Aug. 2, 2007 -- Karen McGlathery slips from the side of the boat into the shallow, murky waters of Hog Island Bay, one of three major lagoons on the oceanside of Virginia’s Eastern Shore. “Oh, that’s cold,” she says as the chill of the morning water hits her. McGlathery, an environmental scientist, is the University of Virginia’s lead investigator on a project to restore seagrasses to the region.
Last fall she worked with a team of scientists from the Virginia Institute of Marine Science to seed a 500-acre area of Hog Island Bay with eelgrass – a submerged seagrass that is common in temperate waters worldwide – hoping to establish a meadow that may eventually spread outward, potentially propagating new areas. McGlathery and her team of graduate students, a few undergrads, and even a couple of local high school students, are now back to see if the grass is growing.
The team finds the site using GPS – the Global Positioning System – to pinpoint their plots, which are not visible from the surface of the turbid water.

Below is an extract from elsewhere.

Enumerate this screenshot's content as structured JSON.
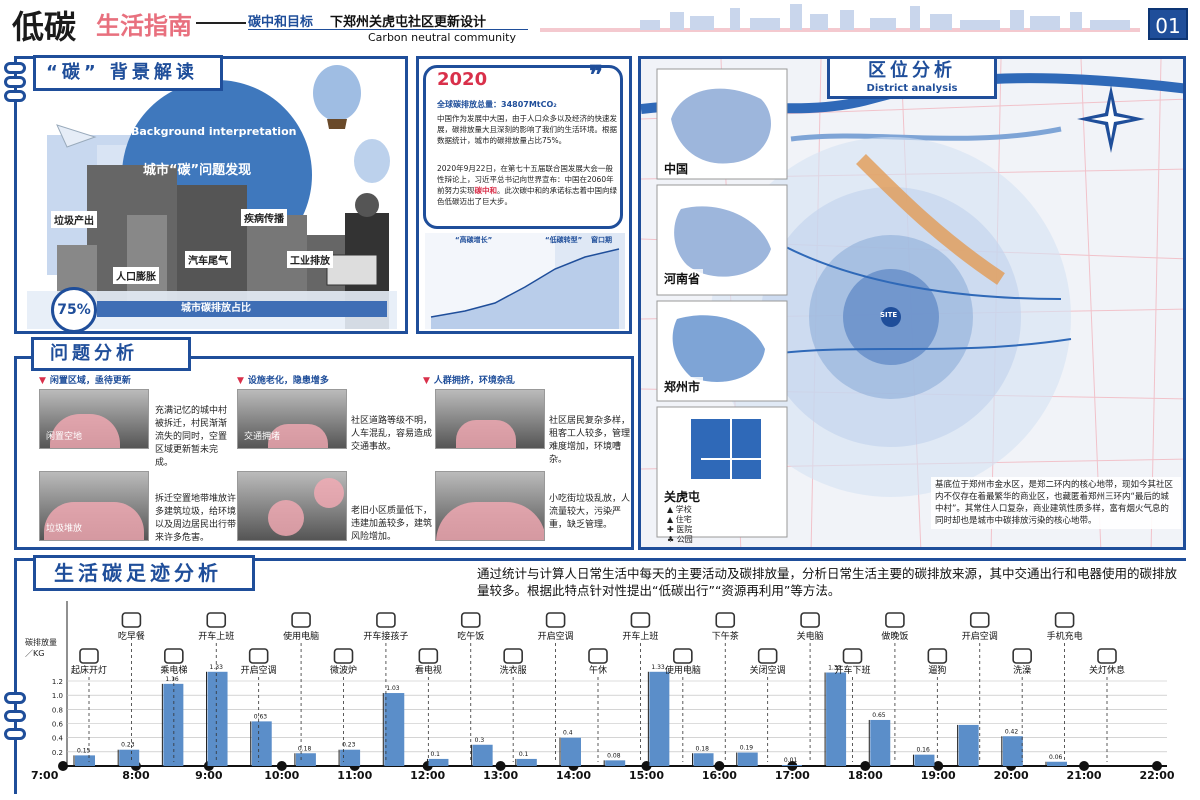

They wade, after a few pointed comments about the chilly temperature of the water, and snorkel along the beds, taking measurements of the length of the grass and the extent to which it has spread. They also take core samples from the muddy bottom, and water samples for later analysis.
“What we learn from these studies will help us determine the baseline conditions for future restoration efforts,” McGlathery says.
Seagrass once flourished in the seaside bays of the Eastern Shore. But in the late 1920s and early 1930s a pathogen began killing the grasses. A hurricane in 1933 essentially finished them off. In the years since, the bay bottoms have been mostly muddy and barren. A once thriving scalloping and fishing industry collapsed.
“I’ve read accounts by old watermen of how the water here was once crystal clear and that the seagrass meadows were so extensive and visible from the surface that it looked like a lawn of long grass,” McGlathery says.
Not anymore. The water is murky green most days and even muddy on windy days. Without extensive seagrass beds to stabilize the bottom, the sediment is continually stirred up, blocking out the sunlight needed by eelgrass to photosynthesize and flourish. But when grasses grow well, they stabilize the bottom, clear up the water, and serve as habitat for an assortment of creatures: scallops, crabs, shrimp, mollusks, and the fish that feed on these animals.
McGlathery is encouraged by what she is finding. Most of the one-half and one acre plots in the 500-acre area are doing well. Apparently, about 10 percent of the 1.5 million seeds that were scattered last fall took root and the plants are growing well. Already many of the plants are 12 to 18 inches long. McGlathery is not surprised. Prior to the seeding, she and her team surveyed the area, tested the sediment and the water quality, and determined that the area might be receptive to a crop of eelgrass.
VIMS has conducted similar work during the past ten years in South Bay, a lagoon to the south of Hog Island Bay.
“In areas of South Bay there are now lush seagrass beds as far as you can swim, continuous meadows,” McGlathery says. “It shows that we can not only get these grasses to grow, but we can also get them to thrive.”
And recently, a few sparse natural areas of eelgrass were discovered in Hog Island Bay, likely seeded by tide and current from the beds of grass originally created by scientists in South Bay.